Physician burnout has become a topic of growing concern over the last several years, particularly within Physical Medicine and Rehabilitation (PM&R). This medical specialty has higher percentages of burnout—about 50 percent, according to a study by the American Board of Physical Medicine and Rehabilitation. MetroHealth’s PM&R department has taken this seriously and has sought ways to reduce burnout and improve mental wellness—starting with our residents.
“We wanted to help residents put healthy mental health habits into practice early in their career,” explains Heather Rainey, MD, Director of Sports Medicine and Assistant Professor of PM&R. “We shared the initiative with our residents, and they ran with it.”
The result was Wellness Wednesdays. These once-a-month lunchtime gatherings make space for residents to decompress, connect, and practice a little self-care. To date, Wellness Wednesdays have included light fitness activities, artistic endeavors and social events.
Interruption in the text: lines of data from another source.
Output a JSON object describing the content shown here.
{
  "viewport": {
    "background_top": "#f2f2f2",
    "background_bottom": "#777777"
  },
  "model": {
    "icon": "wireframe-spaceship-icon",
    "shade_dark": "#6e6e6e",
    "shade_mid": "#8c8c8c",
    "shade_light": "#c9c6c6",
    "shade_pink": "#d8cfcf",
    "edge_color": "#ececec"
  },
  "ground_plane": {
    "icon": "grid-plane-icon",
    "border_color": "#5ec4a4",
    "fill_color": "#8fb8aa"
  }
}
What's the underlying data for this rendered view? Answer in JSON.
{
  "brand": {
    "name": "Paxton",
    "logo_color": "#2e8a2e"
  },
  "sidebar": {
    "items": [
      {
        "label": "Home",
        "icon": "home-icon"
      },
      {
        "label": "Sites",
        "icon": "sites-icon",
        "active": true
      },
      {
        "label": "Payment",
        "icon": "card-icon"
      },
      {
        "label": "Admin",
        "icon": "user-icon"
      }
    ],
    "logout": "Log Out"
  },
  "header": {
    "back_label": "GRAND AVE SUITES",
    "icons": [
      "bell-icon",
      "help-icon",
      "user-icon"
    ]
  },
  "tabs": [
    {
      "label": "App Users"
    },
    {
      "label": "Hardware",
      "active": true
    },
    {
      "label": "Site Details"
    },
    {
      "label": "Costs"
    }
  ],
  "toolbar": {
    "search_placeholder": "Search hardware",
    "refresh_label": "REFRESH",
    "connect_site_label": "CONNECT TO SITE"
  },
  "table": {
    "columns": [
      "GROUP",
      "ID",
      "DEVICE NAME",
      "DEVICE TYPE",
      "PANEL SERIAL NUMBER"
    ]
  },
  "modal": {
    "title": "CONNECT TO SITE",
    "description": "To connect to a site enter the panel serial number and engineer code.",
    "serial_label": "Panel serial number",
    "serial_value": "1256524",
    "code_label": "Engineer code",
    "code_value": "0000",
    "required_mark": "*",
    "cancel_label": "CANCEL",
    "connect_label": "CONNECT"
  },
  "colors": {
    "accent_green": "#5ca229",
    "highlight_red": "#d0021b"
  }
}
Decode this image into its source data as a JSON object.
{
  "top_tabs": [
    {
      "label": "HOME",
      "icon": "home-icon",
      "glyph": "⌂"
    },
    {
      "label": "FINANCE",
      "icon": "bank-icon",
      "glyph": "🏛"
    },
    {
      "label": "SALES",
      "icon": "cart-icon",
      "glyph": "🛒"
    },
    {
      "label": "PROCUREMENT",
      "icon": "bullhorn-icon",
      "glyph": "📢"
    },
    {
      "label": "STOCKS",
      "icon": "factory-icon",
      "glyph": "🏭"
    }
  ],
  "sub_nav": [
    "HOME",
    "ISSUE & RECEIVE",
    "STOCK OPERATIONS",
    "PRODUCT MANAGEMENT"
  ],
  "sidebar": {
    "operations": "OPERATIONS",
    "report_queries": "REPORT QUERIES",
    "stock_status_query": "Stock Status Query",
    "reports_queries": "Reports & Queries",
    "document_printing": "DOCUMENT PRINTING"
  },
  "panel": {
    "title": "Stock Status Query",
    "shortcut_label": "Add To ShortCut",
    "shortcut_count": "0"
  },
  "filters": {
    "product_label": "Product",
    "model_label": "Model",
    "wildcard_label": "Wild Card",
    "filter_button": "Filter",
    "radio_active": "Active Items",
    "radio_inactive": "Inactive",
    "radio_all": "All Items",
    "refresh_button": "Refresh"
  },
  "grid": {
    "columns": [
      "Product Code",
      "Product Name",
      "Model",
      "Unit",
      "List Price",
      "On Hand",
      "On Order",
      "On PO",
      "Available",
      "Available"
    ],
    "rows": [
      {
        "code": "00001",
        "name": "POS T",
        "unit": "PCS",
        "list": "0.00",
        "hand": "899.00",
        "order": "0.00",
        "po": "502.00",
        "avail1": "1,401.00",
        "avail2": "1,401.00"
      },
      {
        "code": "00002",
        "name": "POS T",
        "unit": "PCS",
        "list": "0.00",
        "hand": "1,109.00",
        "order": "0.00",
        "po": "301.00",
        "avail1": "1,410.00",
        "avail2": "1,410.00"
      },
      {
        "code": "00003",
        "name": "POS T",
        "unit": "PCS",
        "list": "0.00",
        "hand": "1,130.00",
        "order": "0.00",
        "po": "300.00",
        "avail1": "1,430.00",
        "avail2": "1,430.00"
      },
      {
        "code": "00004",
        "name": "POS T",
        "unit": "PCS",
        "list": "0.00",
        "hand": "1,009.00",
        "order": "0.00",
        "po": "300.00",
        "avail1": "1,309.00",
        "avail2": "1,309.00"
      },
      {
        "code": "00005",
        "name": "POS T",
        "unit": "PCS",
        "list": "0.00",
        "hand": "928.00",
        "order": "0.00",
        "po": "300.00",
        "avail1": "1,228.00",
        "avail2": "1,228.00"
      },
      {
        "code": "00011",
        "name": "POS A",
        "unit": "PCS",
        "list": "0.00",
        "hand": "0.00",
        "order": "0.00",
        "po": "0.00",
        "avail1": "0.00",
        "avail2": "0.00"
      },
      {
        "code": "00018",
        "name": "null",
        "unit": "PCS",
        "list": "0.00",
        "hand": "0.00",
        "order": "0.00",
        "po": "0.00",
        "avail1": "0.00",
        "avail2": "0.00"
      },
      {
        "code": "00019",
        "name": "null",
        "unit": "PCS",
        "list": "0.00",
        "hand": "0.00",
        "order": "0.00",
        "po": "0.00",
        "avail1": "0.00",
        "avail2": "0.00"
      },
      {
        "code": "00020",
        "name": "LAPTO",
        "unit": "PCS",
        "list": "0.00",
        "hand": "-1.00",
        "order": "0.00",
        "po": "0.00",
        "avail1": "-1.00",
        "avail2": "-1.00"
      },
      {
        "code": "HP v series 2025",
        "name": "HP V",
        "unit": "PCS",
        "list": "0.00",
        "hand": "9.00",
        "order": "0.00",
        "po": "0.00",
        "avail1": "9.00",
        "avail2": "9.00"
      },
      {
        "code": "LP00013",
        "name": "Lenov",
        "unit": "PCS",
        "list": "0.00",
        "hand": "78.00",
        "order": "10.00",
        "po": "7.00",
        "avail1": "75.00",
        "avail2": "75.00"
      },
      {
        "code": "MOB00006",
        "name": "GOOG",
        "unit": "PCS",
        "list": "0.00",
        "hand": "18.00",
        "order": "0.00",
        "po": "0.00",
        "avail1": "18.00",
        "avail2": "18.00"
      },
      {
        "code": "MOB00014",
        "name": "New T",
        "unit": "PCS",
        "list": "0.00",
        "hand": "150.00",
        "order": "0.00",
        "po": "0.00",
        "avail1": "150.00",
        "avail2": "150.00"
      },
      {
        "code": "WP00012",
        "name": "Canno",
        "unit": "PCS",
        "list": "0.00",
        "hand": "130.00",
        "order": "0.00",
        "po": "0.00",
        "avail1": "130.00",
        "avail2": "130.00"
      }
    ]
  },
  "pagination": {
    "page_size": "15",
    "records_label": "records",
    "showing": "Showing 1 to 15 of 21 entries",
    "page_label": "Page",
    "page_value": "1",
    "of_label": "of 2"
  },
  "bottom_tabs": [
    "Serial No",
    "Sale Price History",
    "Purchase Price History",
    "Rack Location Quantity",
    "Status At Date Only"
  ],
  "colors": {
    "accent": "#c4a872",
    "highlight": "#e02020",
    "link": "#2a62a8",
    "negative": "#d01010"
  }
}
Whatever the activity—planned by different residents each time—the goal is the same: relax, refuel and rejuvenate to address the root causes of burnout.
“Wellness Wednesdays have become a great way for our PM&R residents to take a mental break from the work of residency,” Dr. Rainey says. “They’ve also become a space for residents to get to know one another more on a personal level, which is important as our social connections play a critical part in our mental wellness.”
Dr. Rainey says she’s heard from many residents, and they’ve come to really appreciate this time, which in turn helps lessen the stress and burnout.
“Wellness Wednesdays was implemented to help residents take a break from the day-to-day stressors of work and bond with their fellow residents in new fun ways that hopefully improves social connection and wellbeing,” says Claire Cooper, a MetroHealth resident. “Sometimes you have to persuade the residents to come down, but usually after the hour you will hear residents genuinely say, ‘I feel well!’ It has been full of games, healthy snacks, yoga, meditation and various seasonal activities. It is also an adaptable time that can shift and change with the classes.”
In an investigation on trends in clinician burnout, Mark Linzer, MD, evaluated key indicators of a healthy workplace by surveying 20,627 U.S. clinicians (including residents). Feeling valued was one of the key indicators that could help lessen burnout. The findings were published in the JAMA Health Forum (Nov. 2022).
Dr. Linzer reported that feeling valued was a big mitigator, with burnout rates 30% lower if present. Teamwork also contributed to reducing burnout. In addition to helping our current residents develop healthy habits of self-care and wellness, PM&R leadership hopes initiatives like Wellness Wednesdays will demonstrate to prospective candidates the value MetroHealth places on well-being.